[[ Data supplied, beginning ]]
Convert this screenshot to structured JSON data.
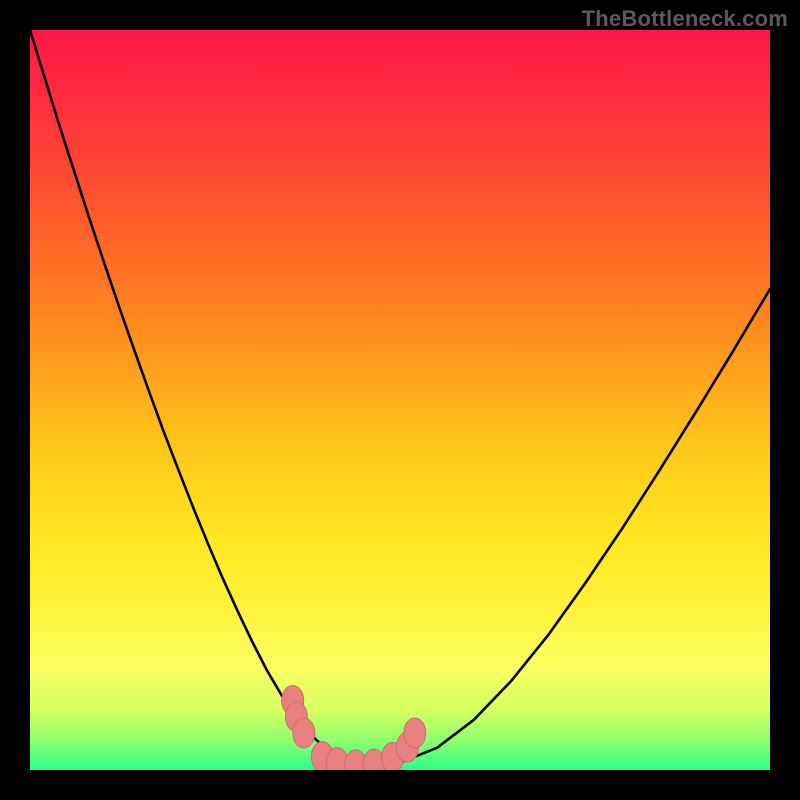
{
  "watermark": "TheBottleneck.com",
  "colors": {
    "frame": "#000000",
    "curve": "#000000",
    "marker_fill": "#e98080",
    "marker_stroke": "#cc6c6c",
    "gradient_stops": [
      {
        "offset": 0.0,
        "color": "#ff1846"
      },
      {
        "offset": 0.1,
        "color": "#ff2e3e"
      },
      {
        "offset": 0.25,
        "color": "#ff5a2a"
      },
      {
        "offset": 0.4,
        "color": "#ff8a1f"
      },
      {
        "offset": 0.55,
        "color": "#ffc21a"
      },
      {
        "offset": 0.68,
        "color": "#ffe61f"
      },
      {
        "offset": 0.78,
        "color": "#fff23a"
      },
      {
        "offset": 0.86,
        "color": "#fcff60"
      },
      {
        "offset": 0.92,
        "color": "#d4ff60"
      },
      {
        "offset": 0.96,
        "color": "#8dff70"
      },
      {
        "offset": 1.0,
        "color": "#2bff86"
      }
    ]
  },
  "chart_data": {
    "type": "line",
    "title": "",
    "xlabel": "",
    "ylabel": "",
    "x": [
      0.0,
      0.02,
      0.04,
      0.06,
      0.08,
      0.1,
      0.12,
      0.14,
      0.16,
      0.18,
      0.2,
      0.22,
      0.24,
      0.26,
      0.28,
      0.3,
      0.32,
      0.34,
      0.36,
      0.38,
      0.4,
      0.42,
      0.44,
      0.46,
      0.48,
      0.5,
      0.55,
      0.6,
      0.65,
      0.7,
      0.75,
      0.8,
      0.85,
      0.9,
      0.95,
      1.0
    ],
    "series": [
      {
        "name": "bottleneck-curve",
        "y": [
          1.0,
          0.935,
          0.87,
          0.808,
          0.746,
          0.686,
          0.627,
          0.57,
          0.514,
          0.459,
          0.407,
          0.356,
          0.307,
          0.26,
          0.216,
          0.174,
          0.135,
          0.101,
          0.071,
          0.047,
          0.029,
          0.017,
          0.01,
          0.007,
          0.007,
          0.01,
          0.03,
          0.068,
          0.12,
          0.182,
          0.252,
          0.326,
          0.404,
          0.484,
          0.566,
          0.65
        ]
      }
    ],
    "xlim": [
      0,
      1
    ],
    "ylim": [
      0,
      1
    ],
    "markers": [
      {
        "x": 0.355,
        "y": 0.094
      },
      {
        "x": 0.36,
        "y": 0.072
      },
      {
        "x": 0.37,
        "y": 0.05
      },
      {
        "x": 0.395,
        "y": 0.018
      },
      {
        "x": 0.415,
        "y": 0.01
      },
      {
        "x": 0.44,
        "y": 0.007
      },
      {
        "x": 0.465,
        "y": 0.008
      },
      {
        "x": 0.49,
        "y": 0.017
      },
      {
        "x": 0.51,
        "y": 0.031
      },
      {
        "x": 0.52,
        "y": 0.05
      }
    ],
    "annotations": []
  }
}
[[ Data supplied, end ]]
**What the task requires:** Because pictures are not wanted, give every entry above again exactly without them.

**Answer:**
Convert this screenshot to structured JSON data.
{
  "watermark": "TheBottleneck.com",
  "colors": {
    "frame": "#000000",
    "curve": "#000000",
    "marker_fill": "#e98080",
    "marker_stroke": "#cc6c6c",
    "gradient_stops": [
      {
        "offset": 0.0,
        "color": "#ff1846"
      },
      {
        "offset": 0.1,
        "color": "#ff2e3e"
      },
      {
        "offset": 0.25,
        "color": "#ff5a2a"
      },
      {
        "offset": 0.4,
        "color": "#ff8a1f"
      },
      {
        "offset": 0.55,
        "color": "#ffc21a"
      },
      {
        "offset": 0.68,
        "color": "#ffe61f"
      },
      {
        "offset": 0.78,
        "color": "#fff23a"
      },
      {
        "offset": 0.86,
        "color": "#fcff60"
      },
      {
        "offset": 0.92,
        "color": "#d4ff60"
      },
      {
        "offset": 0.96,
        "color": "#8dff70"
      },
      {
        "offset": 1.0,
        "color": "#2bff86"
      }
    ]
  },
  "chart_data": {
    "type": "line",
    "title": "",
    "xlabel": "",
    "ylabel": "",
    "x": [
      0.0,
      0.02,
      0.04,
      0.06,
      0.08,
      0.1,
      0.12,
      0.14,
      0.16,
      0.18,
      0.2,
      0.22,
      0.24,
      0.26,
      0.28,
      0.3,
      0.32,
      0.34,
      0.36,
      0.38,
      0.4,
      0.42,
      0.44,
      0.46,
      0.48,
      0.5,
      0.55,
      0.6,
      0.65,
      0.7,
      0.75,
      0.8,
      0.85,
      0.9,
      0.95,
      1.0
    ],
    "series": [
      {
        "name": "bottleneck-curve",
        "y": [
          1.0,
          0.935,
          0.87,
          0.808,
          0.746,
          0.686,
          0.627,
          0.57,
          0.514,
          0.459,
          0.407,
          0.356,
          0.307,
          0.26,
          0.216,
          0.174,
          0.135,
          0.101,
          0.071,
          0.047,
          0.029,
          0.017,
          0.01,
          0.007,
          0.007,
          0.01,
          0.03,
          0.068,
          0.12,
          0.182,
          0.252,
          0.326,
          0.404,
          0.484,
          0.566,
          0.65
        ]
      }
    ],
    "xlim": [
      0,
      1
    ],
    "ylim": [
      0,
      1
    ],
    "markers": [
      {
        "x": 0.355,
        "y": 0.094
      },
      {
        "x": 0.36,
        "y": 0.072
      },
      {
        "x": 0.37,
        "y": 0.05
      },
      {
        "x": 0.395,
        "y": 0.018
      },
      {
        "x": 0.415,
        "y": 0.01
      },
      {
        "x": 0.44,
        "y": 0.007
      },
      {
        "x": 0.465,
        "y": 0.008
      },
      {
        "x": 0.49,
        "y": 0.017
      },
      {
        "x": 0.51,
        "y": 0.031
      },
      {
        "x": 0.52,
        "y": 0.05
      }
    ],
    "annotations": []
  }
}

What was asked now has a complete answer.